§ **WHAT IS REQUIRED**
Go through the records and show each line where the word "badge" occurs.

Website and app data records
⟨
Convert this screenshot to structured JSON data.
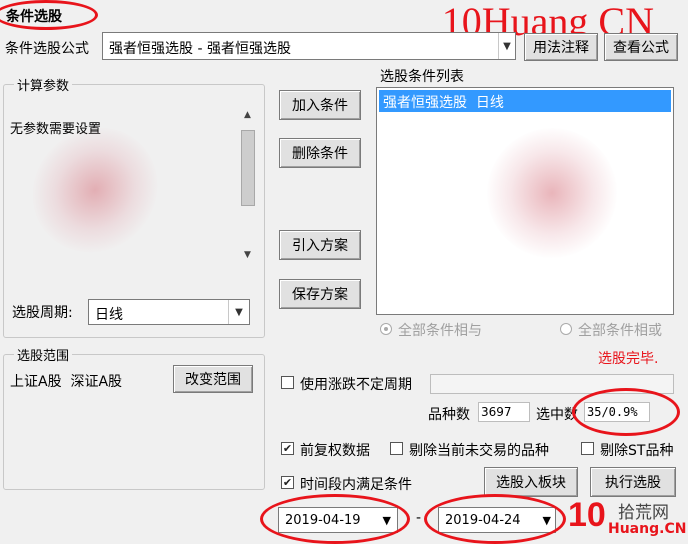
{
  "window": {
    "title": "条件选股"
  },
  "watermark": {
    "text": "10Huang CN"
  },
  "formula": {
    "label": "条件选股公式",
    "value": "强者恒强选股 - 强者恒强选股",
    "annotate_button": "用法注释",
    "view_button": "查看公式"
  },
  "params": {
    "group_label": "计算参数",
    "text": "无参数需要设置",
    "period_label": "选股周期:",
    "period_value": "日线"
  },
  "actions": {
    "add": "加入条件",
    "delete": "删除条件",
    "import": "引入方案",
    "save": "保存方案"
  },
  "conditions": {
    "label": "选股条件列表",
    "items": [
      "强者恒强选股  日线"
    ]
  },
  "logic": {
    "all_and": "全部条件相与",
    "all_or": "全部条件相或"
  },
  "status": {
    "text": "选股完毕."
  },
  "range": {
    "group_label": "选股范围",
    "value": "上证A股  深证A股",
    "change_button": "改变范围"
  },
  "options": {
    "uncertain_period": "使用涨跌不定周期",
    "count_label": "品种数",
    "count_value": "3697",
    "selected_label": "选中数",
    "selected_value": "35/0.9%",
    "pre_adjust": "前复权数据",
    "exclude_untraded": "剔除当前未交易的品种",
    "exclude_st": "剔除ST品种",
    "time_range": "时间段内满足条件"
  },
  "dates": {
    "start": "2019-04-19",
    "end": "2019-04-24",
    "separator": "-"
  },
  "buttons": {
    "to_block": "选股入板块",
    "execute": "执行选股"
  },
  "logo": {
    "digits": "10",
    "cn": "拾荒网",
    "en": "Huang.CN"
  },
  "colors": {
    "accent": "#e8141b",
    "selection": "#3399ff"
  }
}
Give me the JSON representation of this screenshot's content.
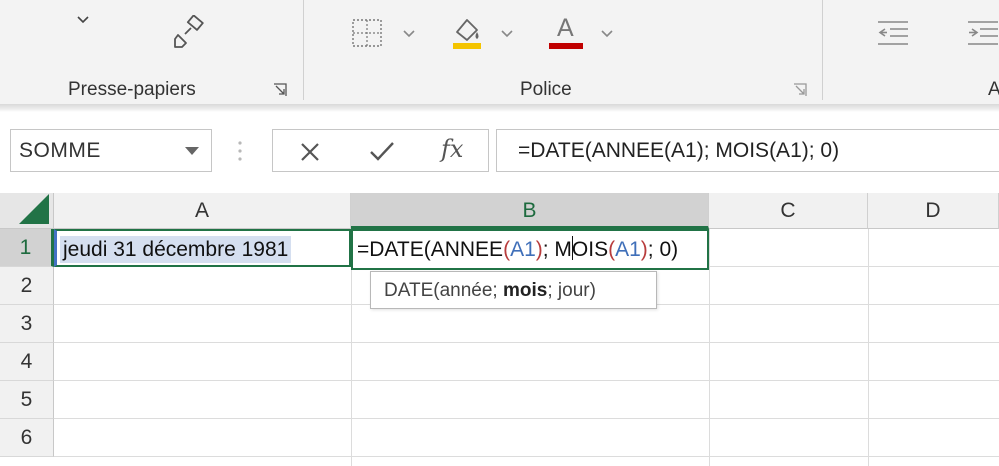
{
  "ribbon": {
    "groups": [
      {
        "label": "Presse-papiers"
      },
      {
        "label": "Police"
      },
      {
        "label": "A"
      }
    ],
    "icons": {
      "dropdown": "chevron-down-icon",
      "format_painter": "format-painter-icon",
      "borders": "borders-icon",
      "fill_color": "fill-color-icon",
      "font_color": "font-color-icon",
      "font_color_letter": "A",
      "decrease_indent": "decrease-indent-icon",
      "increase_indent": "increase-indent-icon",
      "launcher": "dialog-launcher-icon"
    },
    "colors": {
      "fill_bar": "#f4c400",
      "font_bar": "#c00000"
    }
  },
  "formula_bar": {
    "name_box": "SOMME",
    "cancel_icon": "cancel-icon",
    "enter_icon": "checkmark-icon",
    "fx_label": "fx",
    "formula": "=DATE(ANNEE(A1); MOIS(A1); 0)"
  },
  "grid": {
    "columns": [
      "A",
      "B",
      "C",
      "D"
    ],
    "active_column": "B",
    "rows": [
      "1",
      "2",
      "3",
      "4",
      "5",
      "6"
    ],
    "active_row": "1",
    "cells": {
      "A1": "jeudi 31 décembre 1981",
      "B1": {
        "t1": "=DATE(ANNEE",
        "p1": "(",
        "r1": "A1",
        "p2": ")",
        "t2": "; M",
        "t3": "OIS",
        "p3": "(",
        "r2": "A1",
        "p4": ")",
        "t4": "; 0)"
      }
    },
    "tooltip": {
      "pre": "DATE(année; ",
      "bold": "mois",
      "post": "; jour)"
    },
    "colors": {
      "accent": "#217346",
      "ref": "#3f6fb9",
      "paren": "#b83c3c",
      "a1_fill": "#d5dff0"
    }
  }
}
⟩
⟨
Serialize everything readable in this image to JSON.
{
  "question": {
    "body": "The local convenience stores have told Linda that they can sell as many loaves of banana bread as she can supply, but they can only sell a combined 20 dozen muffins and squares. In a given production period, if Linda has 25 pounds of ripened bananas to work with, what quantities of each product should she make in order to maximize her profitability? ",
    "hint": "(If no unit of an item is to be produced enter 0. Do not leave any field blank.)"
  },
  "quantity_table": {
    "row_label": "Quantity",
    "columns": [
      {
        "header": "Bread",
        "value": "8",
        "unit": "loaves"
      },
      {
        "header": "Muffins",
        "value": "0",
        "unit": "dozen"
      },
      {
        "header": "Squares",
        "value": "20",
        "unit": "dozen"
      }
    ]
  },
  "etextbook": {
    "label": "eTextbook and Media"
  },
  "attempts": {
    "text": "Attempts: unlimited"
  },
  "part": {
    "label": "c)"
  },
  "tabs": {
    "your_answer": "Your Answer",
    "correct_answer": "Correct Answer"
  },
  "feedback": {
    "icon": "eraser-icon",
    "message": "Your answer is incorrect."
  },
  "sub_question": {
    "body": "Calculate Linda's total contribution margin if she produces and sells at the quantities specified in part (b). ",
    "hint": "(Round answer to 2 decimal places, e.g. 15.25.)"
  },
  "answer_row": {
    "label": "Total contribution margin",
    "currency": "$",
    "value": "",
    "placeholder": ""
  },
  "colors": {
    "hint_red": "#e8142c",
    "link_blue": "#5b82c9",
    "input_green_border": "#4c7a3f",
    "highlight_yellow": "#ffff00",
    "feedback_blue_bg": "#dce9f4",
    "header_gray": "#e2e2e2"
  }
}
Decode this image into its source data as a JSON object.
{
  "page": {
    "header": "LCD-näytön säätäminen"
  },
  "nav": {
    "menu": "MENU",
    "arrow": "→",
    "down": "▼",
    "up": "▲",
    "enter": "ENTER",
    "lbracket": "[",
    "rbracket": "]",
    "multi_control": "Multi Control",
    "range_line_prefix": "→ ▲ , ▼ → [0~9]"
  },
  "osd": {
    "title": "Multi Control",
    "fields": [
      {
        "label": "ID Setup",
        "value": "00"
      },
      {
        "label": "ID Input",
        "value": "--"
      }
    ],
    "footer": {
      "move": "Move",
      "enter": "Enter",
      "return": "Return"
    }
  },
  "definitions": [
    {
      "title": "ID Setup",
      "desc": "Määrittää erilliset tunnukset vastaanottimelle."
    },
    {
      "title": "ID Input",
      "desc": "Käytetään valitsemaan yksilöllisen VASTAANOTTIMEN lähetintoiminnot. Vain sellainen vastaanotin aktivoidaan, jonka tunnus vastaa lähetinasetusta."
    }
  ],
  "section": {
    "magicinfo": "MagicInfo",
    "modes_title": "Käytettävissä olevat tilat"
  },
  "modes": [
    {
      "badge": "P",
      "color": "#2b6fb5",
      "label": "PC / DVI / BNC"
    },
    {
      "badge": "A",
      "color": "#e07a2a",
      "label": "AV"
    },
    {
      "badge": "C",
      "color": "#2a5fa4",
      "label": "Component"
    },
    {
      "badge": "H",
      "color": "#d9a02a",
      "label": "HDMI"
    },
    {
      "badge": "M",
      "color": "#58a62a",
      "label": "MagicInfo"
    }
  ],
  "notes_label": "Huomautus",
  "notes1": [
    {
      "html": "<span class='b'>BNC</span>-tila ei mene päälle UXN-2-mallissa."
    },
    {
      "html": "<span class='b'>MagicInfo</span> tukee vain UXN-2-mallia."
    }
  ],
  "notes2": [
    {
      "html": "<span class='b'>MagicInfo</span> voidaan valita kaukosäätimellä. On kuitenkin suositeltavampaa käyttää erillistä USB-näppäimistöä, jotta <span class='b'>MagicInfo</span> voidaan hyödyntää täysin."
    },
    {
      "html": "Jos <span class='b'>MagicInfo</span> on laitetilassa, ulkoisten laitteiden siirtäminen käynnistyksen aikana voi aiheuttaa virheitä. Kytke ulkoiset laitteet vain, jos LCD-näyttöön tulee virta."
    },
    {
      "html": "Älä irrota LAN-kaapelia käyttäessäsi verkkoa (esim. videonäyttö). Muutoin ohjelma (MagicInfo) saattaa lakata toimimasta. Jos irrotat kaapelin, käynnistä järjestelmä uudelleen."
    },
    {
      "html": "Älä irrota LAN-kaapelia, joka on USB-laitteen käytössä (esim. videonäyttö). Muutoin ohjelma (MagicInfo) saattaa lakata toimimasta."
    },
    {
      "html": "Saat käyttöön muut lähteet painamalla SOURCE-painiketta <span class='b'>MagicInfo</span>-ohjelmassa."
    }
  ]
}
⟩
§ **TASK RESPONSE**
      "badge": "P",
      "badge": "A",
      "badge": "C",
      "badge": "H",
      "badge": "M",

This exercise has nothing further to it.